A senior laboratory technician at Structural Soils, recently attended a two-day course on practical rock mechanics testing at the University of Portsmouth. The course covered extensive testing and analysis of rock samples to a range of International Society of Rock Mechanics standards.
They learned some new ways to prepare small-diameter rock cores for shear testing: something we have been unable to do in the past.

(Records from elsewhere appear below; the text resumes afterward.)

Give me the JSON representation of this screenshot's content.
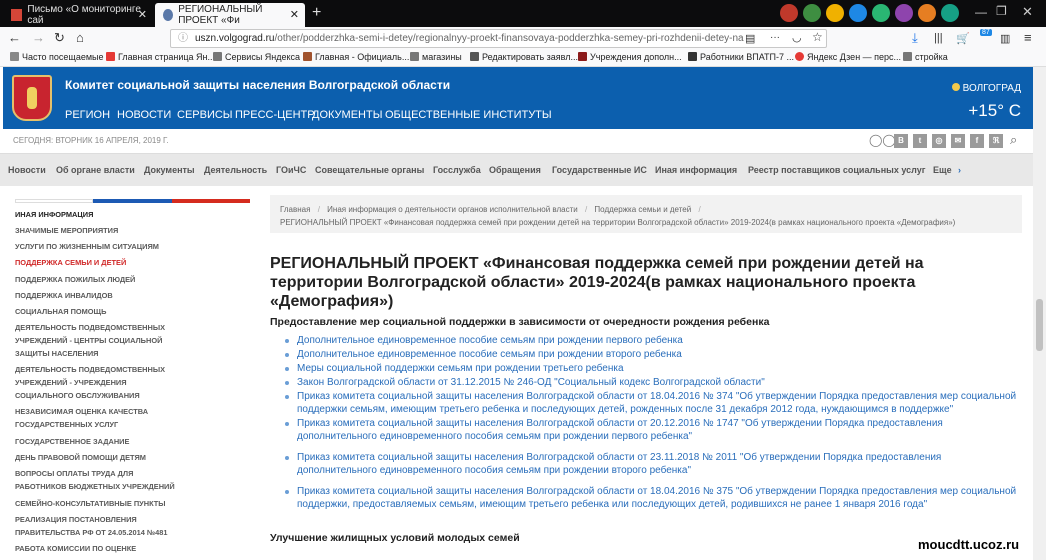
{
  "browser": {
    "tabs": [
      {
        "label": "Письмо «О мониторинге сай",
        "active": false
      },
      {
        "label": "РЕГИОНАЛЬНЫЙ ПРОЕКТ «Фи",
        "active": true
      }
    ],
    "new_tab": "+",
    "url_host": "uszn.volgograd.ru",
    "url_path": "/other/podderzhka-semi-i-detey/regionalnyy-proekt-finansovaya-podderzhka-semey-pri-rozhdenii-detey-na",
    "ext_count": "87",
    "bookmarks": [
      "Часто посещаемые",
      "Главная страница Ян...",
      "Сервисы Яндекса",
      "Главная - Официаль...",
      "магазины",
      "Редактировать заявл...",
      "Учреждения дополн...",
      "Работники ВПАТП-7 ...",
      "Яндекс Дзен — перс...",
      "стройка"
    ]
  },
  "site": {
    "title": "Комитет социальной защиты населения Волгоградской области",
    "nav": [
      "РЕГИОН",
      "НОВОСТИ",
      "СЕРВИСЫ",
      "ПРЕСС-ЦЕНТР",
      "ДОКУМЕНТЫ",
      "ОБЩЕСТВЕННЫЕ ИНСТИТУТЫ"
    ],
    "city": "ВОЛГОГРАД",
    "temperature": "+15° C",
    "date": "СЕГОДНЯ: ВТОРНИК 16 АПРЕЛЯ, 2019 Г.",
    "social": [
      "В",
      "t",
      "◎",
      "✉",
      "f",
      "ℜ"
    ],
    "secondary_nav": [
      "Новости",
      "Об органе власти",
      "Документы",
      "Деятельность",
      "ГОиЧС",
      "Совещательные органы",
      "Госслужба",
      "Обращения",
      "Государственные ИС",
      "Иная информация",
      "Реестр поставщиков социальных услуг",
      "Еще"
    ]
  },
  "sidebar": {
    "items": [
      {
        "label": "ИНАЯ ИНФОРМАЦИЯ",
        "state": "head"
      },
      {
        "label": "ЗНАЧИМЫЕ МЕРОПРИЯТИЯ",
        "state": ""
      },
      {
        "label": "УСЛУГИ ПО ЖИЗНЕННЫМ СИТУАЦИЯМ",
        "state": ""
      },
      {
        "label": "ПОДДЕРЖКА СЕМЬИ И ДЕТЕЙ",
        "state": "active"
      },
      {
        "label": "ПОДДЕРЖКА ПОЖИЛЫХ ЛЮДЕЙ",
        "state": ""
      },
      {
        "label": "ПОДДЕРЖКА ИНВАЛИДОВ",
        "state": ""
      },
      {
        "label": "СОЦИАЛЬНАЯ ПОМОЩЬ",
        "state": ""
      },
      {
        "label": "ДЕЯТЕЛЬНОСТЬ ПОДВЕДОМСТВЕННЫХ УЧРЕЖДЕНИЙ - ЦЕНТРЫ СОЦИАЛЬНОЙ ЗАЩИТЫ НАСЕЛЕНИЯ",
        "state": ""
      },
      {
        "label": "ДЕЯТЕЛЬНОСТЬ ПОДВЕДОМСТВЕННЫХ УЧРЕЖДЕНИЙ - УЧРЕЖДЕНИЯ СОЦИАЛЬНОГО ОБСЛУЖИВАНИЯ",
        "state": ""
      },
      {
        "label": "НЕЗАВИСИМАЯ ОЦЕНКА КАЧЕСТВА ГОСУДАРСТВЕННЫХ УСЛУГ",
        "state": ""
      },
      {
        "label": "ГОСУДАРСТВЕННОЕ ЗАДАНИЕ",
        "state": ""
      },
      {
        "label": "ДЕНЬ ПРАВОВОЙ ПОМОЩИ ДЕТЯМ",
        "state": ""
      },
      {
        "label": "ВОПРОСЫ ОПЛАТЫ ТРУДА ДЛЯ РАБОТНИКОВ БЮДЖЕТНЫХ УЧРЕЖДЕНИЙ",
        "state": ""
      },
      {
        "label": "СЕМЕЙНО-КОНСУЛЬТАТИВНЫЕ ПУНКТЫ",
        "state": ""
      },
      {
        "label": "РЕАЛИЗАЦИЯ ПОСТАНОВЛЕНИЯ ПРАВИТЕЛЬСТВА РФ ОТ 24.05.2014 №481",
        "state": ""
      },
      {
        "label": "РАБОТА КОМИССИИ ПО ОЦЕНКЕ",
        "state": ""
      }
    ]
  },
  "breadcrumb": {
    "line1": [
      "Главная",
      "Иная информация о деятельности органов исполнительной власти",
      "Поддержка семьи и детей"
    ],
    "line2": "РЕГИОНАЛЬНЫЙ ПРОЕКТ «Финансовая поддержка семей при рождении детей на территории Волгоградской области» 2019-2024(в рамках национального проекта «Демография»)"
  },
  "content": {
    "heading": "РЕГИОНАЛЬНЫЙ ПРОЕКТ «Финансовая поддержка семей при рождении детей на территории Волгоградской области» 2019-2024(в рамках национального проекта «Демография»)",
    "section1_title": "Предоставление мер социальной поддержки в зависимости от очередности рождения ребенка",
    "links": [
      "Дополнительное единовременное пособие семьям при рождении первого ребенка",
      "Дополнительное единовременное пособие семьям при рождении второго ребенка",
      "Меры социальной поддержки семьям при рождении третьего ребенка",
      "Закон Волгоградской области от 31.12.2015 № 246-ОД \"Социальный кодекс Волгоградской области\"",
      "Приказ комитета социальной защиты населения Волгоградской области от 18.04.2016 № 374 \"Об утверждении Порядка предоставления мер социальной поддержки семьям, имеющим третьего ребенка и последующих детей, рожденных после 31 декабря 2012 года, нуждающимся в поддержке\"",
      "Приказ комитета социальной защиты населения Волгоградской области от 20.12.2016 № 1747 \"Об утверждении Порядка предоставления дополнительного единовременного пособия семьям при рождении первого ребенка\"",
      "Приказ комитета социальной защиты населения Волгоградской области от 23.11.2018 № 2011 \"Об утверждении Порядка предоставления дополнительного единовременного пособия семьям при рождении второго ребенка\"",
      "Приказ комитета социальной защиты населения Волгоградской области от 18.04.2016 № 375 \"Об утверждении Порядка предоставления мер социальной поддержки, предоставляемых семьям, имеющим третьего ребенка или последующих детей, родившихся не ранее 1 января 2016 года\""
    ],
    "section2_title": "Улучшение жилищных условий молодых семей"
  },
  "watermark": "moucdtt.ucoz.ru",
  "colors": {
    "header_blue": "#0c5fae",
    "link_blue": "#2a6ebb",
    "active_red": "#d02828"
  }
}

In addition, we will adapt some of the safety procedures he saw to minimise the rock shrapnel generated during compression testing.
The Bristol laboratory has recently acquired two new pieces of equipment that expand our rock testing capabilities to include slake durability and Cerchar abrasivity indices meaning we can now offer these testing services in house.
The slake-durability index measures the resistance of weak rocks, for example, shale, mudstone, siltstone and other clay-bearing rocks, to weakening and disintegration owing to cycles of drying and wetting.
The Cerchar abrasivity index is widely used as a measure of how abrasive rock is and is directly related to the wear of the cutter head in tunnel boring machines and the excavator bucket teeth in dredging operations, for example, the type of equipment used when building the electrical interconnector underwater and underground between France and the UK via the island of Alderney.